The figure below the fare marked 遠距離割引 indicates if your route is eligible for a long-distance discount (in this case, it’s too short to qualify)
Below the fare you will see the breakdown per passenger for groups of 2, 3, or 4 (the maximum number of passengers the regular taxis will carry). Wow, 560 yen per passenger for a party of 4 is not too bad!
Moving to the right side of the page:
移動距離 is the route distance, in this case 5.8 km 移動時間 is the estimated travel time, in this case 16 minutes
GPS Code? Now this is interesting. Nihon Kotsu’s taxis are monitored by a Global Positioning System. This is used so that Nihon Kotsu can keep track of their taxis, and to dispatch them to calls. Apparently, specific locations are given a unique GPS code number. So the GPS Code for Tokyo Station is 404-1846-076A and the code for the destination hotel is 423-8446-567A.

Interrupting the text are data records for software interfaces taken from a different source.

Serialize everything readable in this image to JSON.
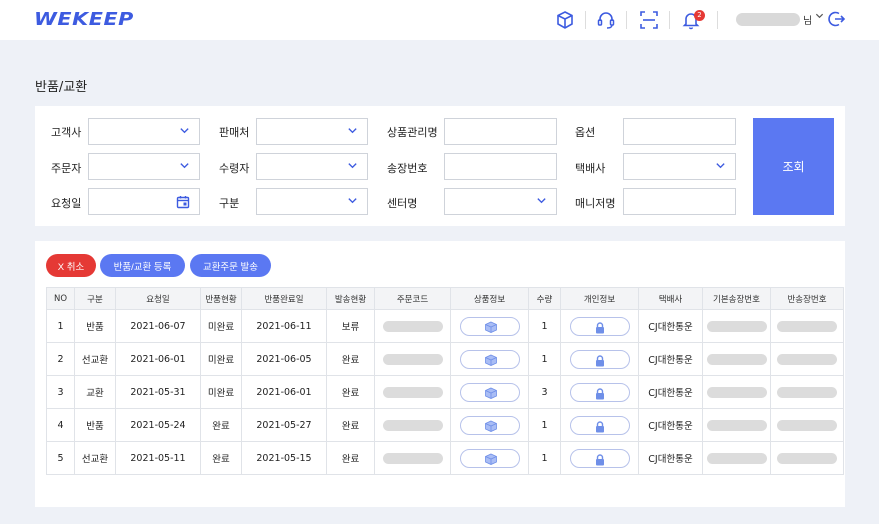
{
  "header": {
    "logo": "WEKEEP",
    "bell_count": "2",
    "user_suffix": "님",
    "icons": [
      "box-icon",
      "headset-icon",
      "scan-icon",
      "bell-icon",
      "logout-icon"
    ]
  },
  "page": {
    "title": "반품/교환"
  },
  "search": {
    "labels": {
      "customer": "고객사",
      "seller": "판매처",
      "product_name": "상품관리명",
      "option": "옵션",
      "orderer": "주문자",
      "receiver": "수령자",
      "invoice_no": "송장번호",
      "courier": "택배사",
      "request_date": "요청일",
      "category": "구분",
      "center": "센터명",
      "manager": "매니저명"
    },
    "values": {
      "customer": "",
      "seller": "",
      "product_name": "",
      "option": "",
      "orderer": "",
      "receiver": "",
      "invoice_no": "",
      "courier": "",
      "request_date": "",
      "category": "",
      "center": "",
      "manager": ""
    },
    "search_button": "조회"
  },
  "actions": {
    "cancel": "X 취소",
    "register": "반품/교환 등록",
    "ship": "교환주문 발송"
  },
  "table": {
    "headers": [
      "NO",
      "구분",
      "요청일",
      "반품현황",
      "반품완료일",
      "발송현황",
      "주문코드",
      "상품정보",
      "수량",
      "개인정보",
      "택배사",
      "기본송장번호",
      "반송장번호"
    ],
    "rows": [
      {
        "no": "1",
        "type": "반품",
        "request_date": "2021-06-07",
        "return_status": "미완료",
        "return_done_date": "2021-06-11",
        "ship_status": "보류",
        "ship_hold": true,
        "qty": "1",
        "courier": "CJ대한통운"
      },
      {
        "no": "2",
        "type": "선교환",
        "request_date": "2021-06-01",
        "return_status": "미완료",
        "return_done_date": "2021-06-05",
        "ship_status": "완료",
        "ship_hold": false,
        "qty": "1",
        "courier": "CJ대한통운"
      },
      {
        "no": "3",
        "type": "교환",
        "request_date": "2021-05-31",
        "return_status": "미완료",
        "return_done_date": "2021-06-01",
        "ship_status": "완료",
        "ship_hold": false,
        "qty": "3",
        "courier": "CJ대한통운"
      },
      {
        "no": "4",
        "type": "반품",
        "request_date": "2021-05-24",
        "return_status": "완료",
        "return_done_date": "2021-05-27",
        "ship_status": "완료",
        "ship_hold": false,
        "qty": "1",
        "courier": "CJ대한통운"
      },
      {
        "no": "5",
        "type": "선교환",
        "request_date": "2021-05-11",
        "return_status": "완료",
        "return_done_date": "2021-05-15",
        "ship_status": "완료",
        "ship_hold": false,
        "qty": "1",
        "courier": "CJ대한통운"
      }
    ]
  },
  "colors": {
    "brand": "#3d5be0",
    "primary_button": "#5b78f2",
    "danger": "#e53935",
    "background": "#eef1f7"
  }
}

When taking a taxi, it helps to hand the driver a piece of paper with your destination printed or written in Japanese, as certain destinations in Japan can sometimes be difficult to find (especially in Tokyo where there are main roads and side roads all over the place!). But if you are traveling in Tokyo city on a Nihon Kotsu taxi, and you have this GPS Code written down, then it might be the easiest thing to show the driver the GPS code! Welcome to the wonders of modern Japanese technology.

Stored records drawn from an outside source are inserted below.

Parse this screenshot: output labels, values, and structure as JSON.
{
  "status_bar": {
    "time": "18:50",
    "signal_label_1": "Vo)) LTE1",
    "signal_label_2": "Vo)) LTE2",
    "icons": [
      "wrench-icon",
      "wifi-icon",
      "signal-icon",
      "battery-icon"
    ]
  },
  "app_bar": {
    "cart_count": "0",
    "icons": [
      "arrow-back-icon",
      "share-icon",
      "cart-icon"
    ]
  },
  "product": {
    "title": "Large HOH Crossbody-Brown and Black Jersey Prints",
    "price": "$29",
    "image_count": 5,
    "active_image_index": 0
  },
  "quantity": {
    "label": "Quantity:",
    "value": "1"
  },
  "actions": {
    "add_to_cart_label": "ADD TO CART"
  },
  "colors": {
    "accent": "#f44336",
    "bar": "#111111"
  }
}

By scrolling down on the page, you can see the direct route that the simulator has plotted.
You can try other destinations for yourself… Or if you are not satisfied with the route that you see, simply dragging points A and B on the map to desired start/end point will redraw the most direct route and re-calculate the fare.
One more thing to add about Nihon Kotsu… while you can hail a cab by yourself along the road side, join an official taxi queue at a train station, or have your hotel call ahead for a taxi on your behalf, you can also call for a taxi yourself. If you are in Tokyo and have access to a telephone, Nihon Kotsu offers a 24 hour reservation hotline… in ENGLISH! They are currently the only company in Tokyo to offer a taxi booking in the English language. The telephone number is: 03-5755-2336. Tell them where you are and they will dispatch a taxi to you. Note though that this booking service costs 400 yen, which is added on to the taxi bill at the end of your trip.

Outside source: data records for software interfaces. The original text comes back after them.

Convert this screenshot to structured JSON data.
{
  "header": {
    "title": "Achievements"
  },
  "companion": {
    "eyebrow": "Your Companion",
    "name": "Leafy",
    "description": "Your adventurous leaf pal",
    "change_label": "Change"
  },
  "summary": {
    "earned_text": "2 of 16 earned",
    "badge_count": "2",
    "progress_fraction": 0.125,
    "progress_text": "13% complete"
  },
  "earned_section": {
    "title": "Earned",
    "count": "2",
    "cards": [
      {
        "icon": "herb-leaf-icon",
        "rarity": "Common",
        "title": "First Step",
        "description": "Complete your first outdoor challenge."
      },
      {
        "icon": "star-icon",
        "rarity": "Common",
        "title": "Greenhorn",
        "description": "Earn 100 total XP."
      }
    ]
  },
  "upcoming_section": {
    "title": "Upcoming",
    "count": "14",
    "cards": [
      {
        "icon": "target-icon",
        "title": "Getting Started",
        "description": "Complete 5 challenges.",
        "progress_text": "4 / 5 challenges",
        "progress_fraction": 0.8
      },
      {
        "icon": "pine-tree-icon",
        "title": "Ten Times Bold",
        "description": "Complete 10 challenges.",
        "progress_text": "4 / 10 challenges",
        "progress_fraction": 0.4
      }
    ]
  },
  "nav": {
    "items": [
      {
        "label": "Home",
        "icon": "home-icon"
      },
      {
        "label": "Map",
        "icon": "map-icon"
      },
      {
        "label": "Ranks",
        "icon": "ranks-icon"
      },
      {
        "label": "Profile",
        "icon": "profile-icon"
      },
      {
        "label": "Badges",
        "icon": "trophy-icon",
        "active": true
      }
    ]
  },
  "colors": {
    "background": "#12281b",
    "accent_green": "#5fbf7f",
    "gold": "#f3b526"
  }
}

A few closing comments about taxi cabs, which apply to most trips:
– If you are hailing a taxi cab, look for one with a display on the front with the following Japanese characters:
空車 – this means that the taxi is available.
Other displays that essentially say “you can’t use this taxi” may include:
賃走 – the taxi is occupied 予約 or 迎車 – the taxi is already reserved for someone else 回送 – the taxi is not in service
– At night, a lit light on the top of the cab is also an indication that it is available.
– In most Japanese cabs, the driver will remotely open and close the left rear door, so don’t try to do this yourself. There are a small number of exceptions (i.e. MK Taxi cabs in Kyoto) where the taxi driver will come out and personally open the door for you.
– There is luggage space in the rear of the taxi cab that can fit a couple of regular suitcases.
– There is no tipping in Japanese taxi cabs… the fare that you see is the fare that you pay. Remember, any extra charges (such as highway tolls and reservation fees) are added in and paid at the end of your journey.
– Don’t be alarmed if the taxi driver wears a neat uniform… this is the norm in Japan. All taxi cabs are kept meticulously clean inside and out, and drivers typically wear white gloves.
In addition to the usual disclaimer, keep in mind that the fares shown in the above websites are estimates and may not factor in changes such as different routes, or driving in traffic conditions. Also, taxis may charge flat fares for certain trips (for example, from a major airport to the city, like Narita-Tokyo or Haneda-Tokyo).
One final suggestion… be nice and courteous to your driver! They are typically courteous and it’s nice to offer the same in return, especially since they typically work long hours during the day. My research of a couple of promotional YouTube videos for Japanese taxi companies, particularly in Tokyo, infer that cab drivers work in shifts of 20-22 hours at a time! No wonder there are so many Japanese taxi cabs and drivers to go around.